He was called “Little Dougie,” in those 1950’s photos. A ten year old kid behind a steel guitar. Then he was the young dude with Beatle bangs and flamenco boots who hit ‘em hard with “Mendocino” and “She’s About a Mover.” He sang with Dylan. He was American music in the raw/real sense; music drawn from the border, Mexico, accordions, steel guitars, East Texas blues, girls tight red dresses, white boy rock, and British Invasion boomerang POP. Doug Sahm. Crooning, moaning, and wailing his way through his own Great American Songbook.

I hung out with him in a New York deli once. He spent twenty minutes telling the waitress how to make real corn beef hash. Then we went back to his hotel room where he chastised me for tossing my cowboy hat on the bed: “No hat on the bed, dude, its bad luck!” Then he showed me his bag of vitamins, mineral water, and the special coffee machine he travelled with. The road warrior in his final season; with medicines for the ritual.

A year later he died, in a Motel, in Taos, New Mexico. Gone, but never gone. Little Dougie.

The other night I watched the Texas Tornados. Augie Meyers and Flaco Jimenez and Doug’s son, Sean. On fire. Doug looked down and whispered to “Boogie,” (which is what he called Augie) – “Heh, Boogie, keep your eye on St. Olav’s, don’t let him get fat on that El Paso Mexican food. And don’t let him throw his hat on the bed, boogie.”

Roll on, Little Dougie, roll on.

(I’ll send this one out to the regulars in “Bar Mendocino,” Helsinki, Finland.)
Posted by Tom Russell at 1:49 PM

Friday, November 5, 2010

Joe Nick on Texas High School Football

the Golden Triangle edition, written by Bob West of the Port Arthur News
click the headline for the whole column

"One of the interested spectators at the Nederland-PNG game Friday night was a fellow named Joe Nick Patoski. Joe Nick is the guest curator for the Bob Bullock Texas State History Museum in Austin, with the special task of showcasing the history of Texas High School football. He picked up some Jimmy Johnson and Little Joe Washington memorabilia from the Museum of the Gulf Coast and is constantly scouting for anything that will enhance his display due to open in July of 2011. One result of Patoski’s trip to Southeast Texas was a visit with Orangefield superfan Bennie Cotton, who is going to be spotlighted in the BullIock Museum. If you think you have anything that would add to the exhibit, particularly from the early years, Patoski can be e-mailed at . . . Patoski, by the way, could have attended all 87 games in the Mid County Madness rivalry and arguably never have seen a better, more entertaining one than the latest version. Count me among the multitudes who didn’t think Nederland had much of a chance. An unexpected victory like that over an arch-rival should certainly silence some of the sniping toward head coach Larry Neumann."

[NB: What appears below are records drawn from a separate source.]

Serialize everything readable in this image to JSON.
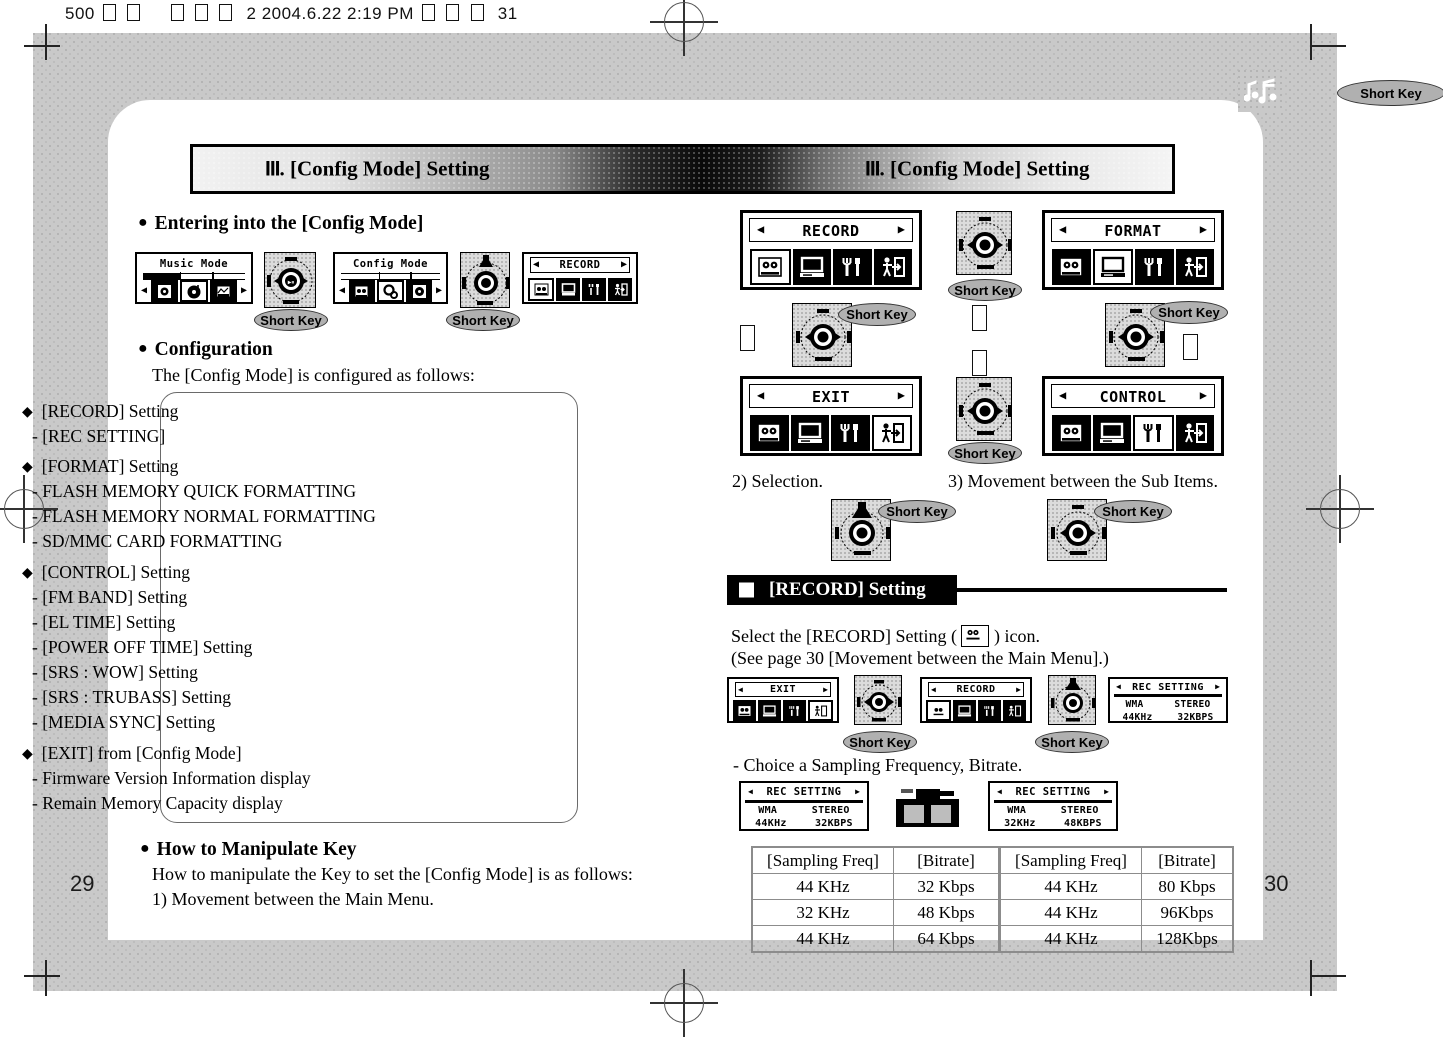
{
  "print_header": {
    "prefix": "500",
    "tofu_count_1": 5,
    "mid": "2  2004.6.22 2:19 PM",
    "tofu_count_2": 3,
    "page": "31"
  },
  "banner": {
    "numeral": "III",
    "left_title": ". [Config Mode] Setting",
    "right_title": ". [Config Mode] Setting"
  },
  "left_page": {
    "page_number": "29",
    "section1_title": "Entering into the [Config Mode]",
    "section2_title": "Configuration",
    "section2_intro": "The [Config Mode] is configured as follows:",
    "config_groups": [
      {
        "head": "[RECORD] Setting",
        "subs": [
          "[REC SETTING]"
        ]
      },
      {
        "head": "[FORMAT] Setting",
        "subs": [
          "FLASH MEMORY QUICK FORMATTING",
          "FLASH MEMORY NORMAL FORMATTING",
          "SD/MMC CARD FORMATTING"
        ]
      },
      {
        "head": "[CONTROL] Setting",
        "subs": [
          "[FM BAND] Setting",
          "[EL TIME] Setting",
          "[POWER OFF TIME] Setting",
          "[SRS : WOW] Setting",
          "[SRS : TRUBASS] Setting",
          "[MEDIA SYNC] Setting"
        ]
      },
      {
        "head": "[EXIT] from [Config Mode]",
        "subs": [
          "Firmware Version Information display",
          "Remain Memory Capacity display"
        ]
      }
    ],
    "section3_title": "How to Manipulate Key",
    "section3_intro": "How to manipulate the Key to set the [Config Mode] is as follows:",
    "step1": "1) Movement between the Main Menu.",
    "flow_screens": [
      {
        "name": "music-mode-screen",
        "title": "Music Mode"
      },
      {
        "name": "nav-wheel-1"
      },
      {
        "name": "config-mode-screen",
        "title": "Config Mode"
      },
      {
        "name": "nav-wheel-2"
      },
      {
        "name": "record-menu-screen",
        "title": "RECORD"
      }
    ],
    "short_key_labels": [
      "Short Key",
      "Short Key"
    ]
  },
  "right_page": {
    "page_number": "30",
    "menu_screens": [
      {
        "name": "record-screen",
        "title": "RECORD",
        "selected": 0
      },
      {
        "name": "format-screen",
        "title": "FORMAT",
        "selected": 1
      },
      {
        "name": "exit-screen",
        "title": "EXIT",
        "selected": 3
      },
      {
        "name": "control-screen",
        "title": "CONTROL",
        "selected": 2
      }
    ],
    "step2": "2) Selection.",
    "step3": "3) Movement between the Sub Items.",
    "short_key_label": "Short Key",
    "record_section": {
      "title": "[RECORD] Setting",
      "line1_a": "Select the [RECORD] Setting (",
      "line1_b": ") icon.",
      "line2": "(See page 30 [Movement between the Main Menu].)",
      "choice_line": "- Choice a Sampling Frequency, Bitrate.",
      "flow_screens": [
        {
          "name": "exit-screen-small",
          "title": "EXIT",
          "selected": 3
        },
        {
          "name": "nav-wheel-3"
        },
        {
          "name": "record-screen-small",
          "title": "RECORD",
          "selected": 0
        },
        {
          "name": "nav-wheel-4"
        }
      ],
      "rec_setting_screen": {
        "title": "REC SETTING",
        "codec": "WMA",
        "channel": "STEREO",
        "freq": "44KHz",
        "bitrate": "32KBPS"
      },
      "rec_setting_before": {
        "title": "REC SETTING",
        "codec": "WMA",
        "channel": "STEREO",
        "freq": "44KHz",
        "bitrate": "32KBPS"
      },
      "rec_setting_after": {
        "title": "REC SETTING",
        "codec": "WMA",
        "channel": "STEREO",
        "freq": "32KHz",
        "bitrate": "48KBPS"
      }
    },
    "table": {
      "headers": [
        "[Sampling Freq]",
        "[Bitrate]",
        "[Sampling Freq]",
        "[Bitrate]"
      ],
      "rows": [
        [
          "44 KHz",
          "32 Kbps",
          "44 KHz",
          "80 Kbps"
        ],
        [
          "32 KHz",
          "48 Kbps",
          "44 KHz",
          "96Kbps"
        ],
        [
          "44 KHz",
          "64 Kbps",
          "44 KHz",
          "128Kbps"
        ]
      ]
    }
  },
  "top_right": {
    "logo_name": "music-note-logo",
    "short_key_label": "Short Key"
  },
  "colors": {
    "paper": "#ffffff",
    "frame_gray": "#c9c9c9",
    "ink": "#000000",
    "shortkey_fill": "#b0b0b0",
    "box_border": "#6a6a6a"
  }
}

A few shots from the Nederland pep rally and the game, which is one of the best rivalry games I've witnessed. The boudin balls sold by the booster club three for $2 were pretty great too.

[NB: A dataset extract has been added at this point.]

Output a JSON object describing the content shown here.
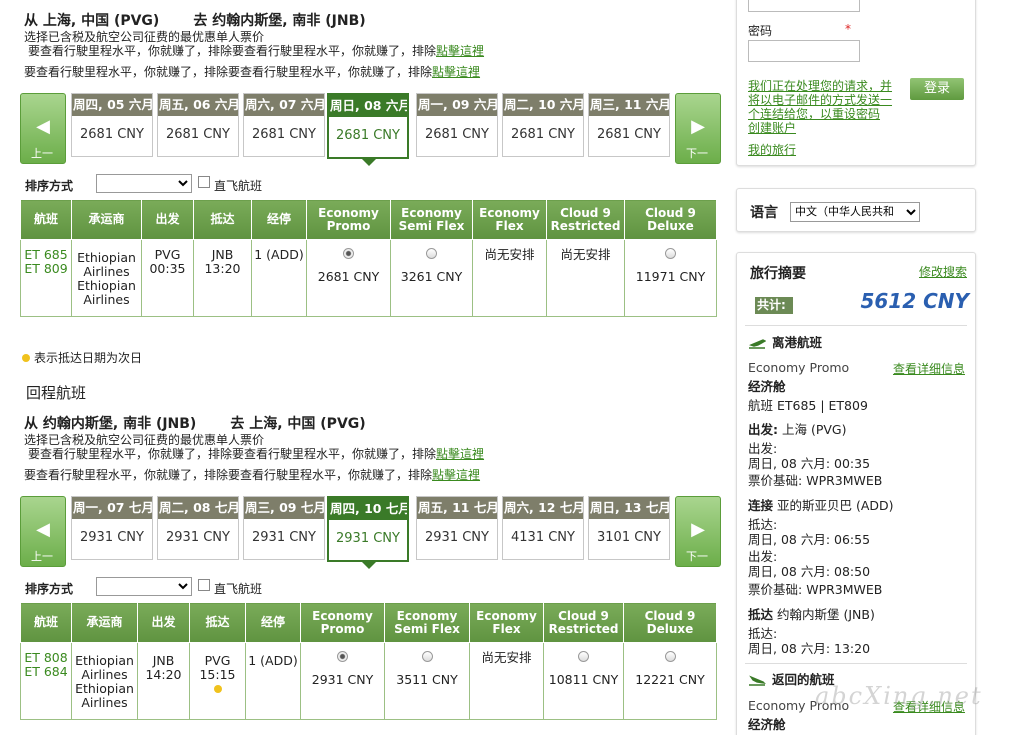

Sunday, October 31, 2010

The concept of a World Series is a new one in Texas, which explains the looks of disbelief and all the photodocumentation in Arlington on Saturday. It was great attending a baseball game where every pitch counted, and the crowd paid attention. No wonder everyone was wallowing in it afterwards. On to the next.

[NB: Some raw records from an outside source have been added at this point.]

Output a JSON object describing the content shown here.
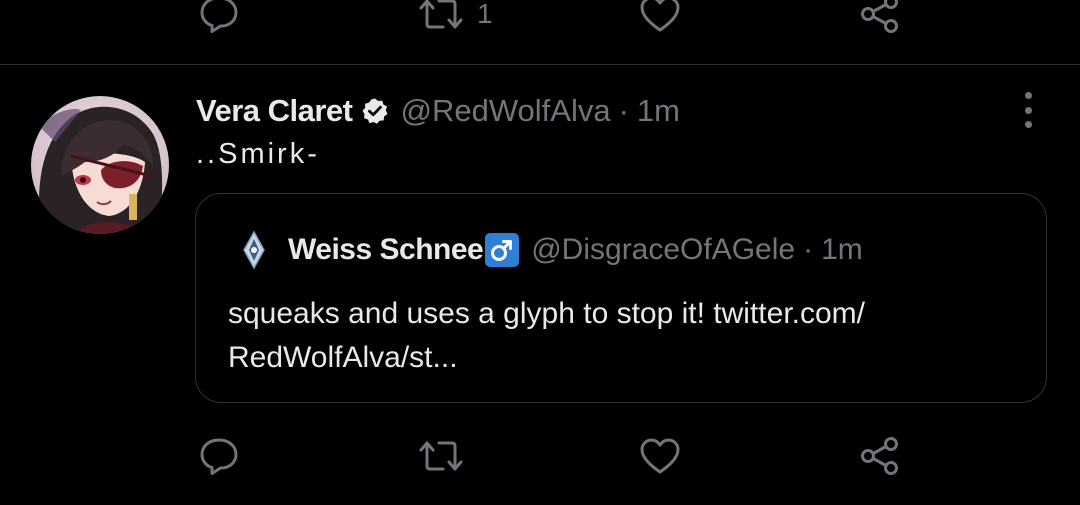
{
  "prev_tweet": {
    "actions": {
      "retweet_count": "1"
    },
    "icons": [
      "reply-icon",
      "retweet-icon",
      "like-icon",
      "share-icon"
    ]
  },
  "tweet": {
    "author_name": "Vera Claret",
    "handle": "@RedWolfAlva",
    "separator": "·",
    "time": "1m",
    "text": "..Smirk-",
    "verified": true,
    "quote": {
      "author_name": "Weiss Schnee",
      "handle": "@DisgraceOfAGele",
      "separator": "·",
      "time": "1m",
      "text_line1": "squeaks and uses a glyph to stop it! twitter.com/",
      "text_line2": "RedWolfAlva/st..."
    },
    "icons": [
      "reply-icon",
      "retweet-icon",
      "like-icon",
      "share-icon",
      "more-options-icon"
    ]
  },
  "colors": {
    "background": "#000000",
    "primary_text": "#e7e9ea",
    "secondary_text": "#71767b",
    "border": "#2f3336",
    "male_badge": "#2f7fd6"
  }
}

Wednesday, October 27, 2010

the Canadian Wildcats, the top ranked 1A team in Texas

Images from last Friday's clash between the Stratford Elks and the Canadian Wildcats, along with some photos of Canadian, one of the most beautiful small towns in Texas, and some shoutouts along the way to the Amarillo High Sandies, the West Texas Consolidated Comanches, the Phillips Blackhawks, the Stinnett Rattlers and White Deer too. Canadian won, 21-7, but the game was closer than the score.